From the archives
Geoffrey Smith on a retrospective of the dazzling and daring American vibraphonist Gary Burton
Gary Burton is the complete jazz professional. In an art notorious for its precarious life style, his career offers shining proof that it’s possible, in the musicians’ phrase, to ‘take care of business’, and combine creativity, responsibility and commitment at the highest level. Dazzling vibraphone soloist, leader, educator, he was still at the top of his game when in 2017 he capped a lifetime of achievement by announcing his retirement, bidding farewell to his profession with a grand valedictory tour. And now Take Another Look: A Career Retrospective (Mack Avenue MAC1128) documents the full range of his musical accomplishment in a magnificent five-lp vinyl set.
Bursting on the scene as an unnervingly precocious 17-yearold, Burton made his name as a sideman with George Shearing and Stan Getz, then launched his own quartet, a joyous crew fusing jazz with rock, folk and country in a captivating mix which made the Burton band one of the cutting-edge sounds of the ’60s. Their debut album Duster still sounds fresh as paint, and Gary’s elite line-up of guitarist Larry Coryell, bassist Steve Swallow and drummer Roy Haynes anticipates a life-time of eminent alliances, including keyboard stars Keith Jarrett and, above all, Chick Corea, whose brilliant duo partnership with Burton over almost half a century is well represented.
Guitar icon Pat Metheny is another cutting-edge Burton ally, and this rich retrospective also includes some unexpected partnerships – Gary’s encounter with violin legend Stephane Grappelli, for instance, and a live meeting with tango supremo Astor Piazzolla. And among this stellar company, Burton’s own virtuosity retains its signal lustre, epitomised by his stunning, Grammy-winning album for unaccompanied vibraphone, Alone at Last, a solo tour de force of peerless dexterity and invention.

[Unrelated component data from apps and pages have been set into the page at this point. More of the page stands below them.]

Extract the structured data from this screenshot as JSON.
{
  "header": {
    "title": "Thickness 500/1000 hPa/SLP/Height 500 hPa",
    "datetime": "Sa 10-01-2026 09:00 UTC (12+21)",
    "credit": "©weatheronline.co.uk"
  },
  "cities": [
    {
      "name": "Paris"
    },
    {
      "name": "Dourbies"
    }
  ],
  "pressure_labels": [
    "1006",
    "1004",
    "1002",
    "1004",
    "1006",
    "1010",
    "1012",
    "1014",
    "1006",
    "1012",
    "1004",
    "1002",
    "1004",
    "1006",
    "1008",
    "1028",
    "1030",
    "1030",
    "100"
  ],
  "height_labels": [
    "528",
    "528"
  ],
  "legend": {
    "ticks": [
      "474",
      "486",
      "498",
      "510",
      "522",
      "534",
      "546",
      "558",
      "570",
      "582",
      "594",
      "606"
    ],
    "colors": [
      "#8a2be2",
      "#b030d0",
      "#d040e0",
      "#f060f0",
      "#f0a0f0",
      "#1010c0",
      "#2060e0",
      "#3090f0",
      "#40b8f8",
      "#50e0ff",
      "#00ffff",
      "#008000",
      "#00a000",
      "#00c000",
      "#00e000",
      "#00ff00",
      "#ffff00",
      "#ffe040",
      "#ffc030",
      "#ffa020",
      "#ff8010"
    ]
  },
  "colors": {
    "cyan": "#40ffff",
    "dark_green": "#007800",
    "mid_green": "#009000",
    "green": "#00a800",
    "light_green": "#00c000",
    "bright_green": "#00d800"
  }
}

But there have been Grammys aplenty adorning Burton’s remarkable career. More important, as this retrospective shows, is the quality of his musical presence, what he’s achieved and, in his words, what ‘I want to be remembered for’.
The greatest jazz players and their music are explored in Geoffrey Smith’s Jazz, a weekly programme broadcast on Saturdays from 12am-1am
Licks with sticks: Burton pictured here in 1968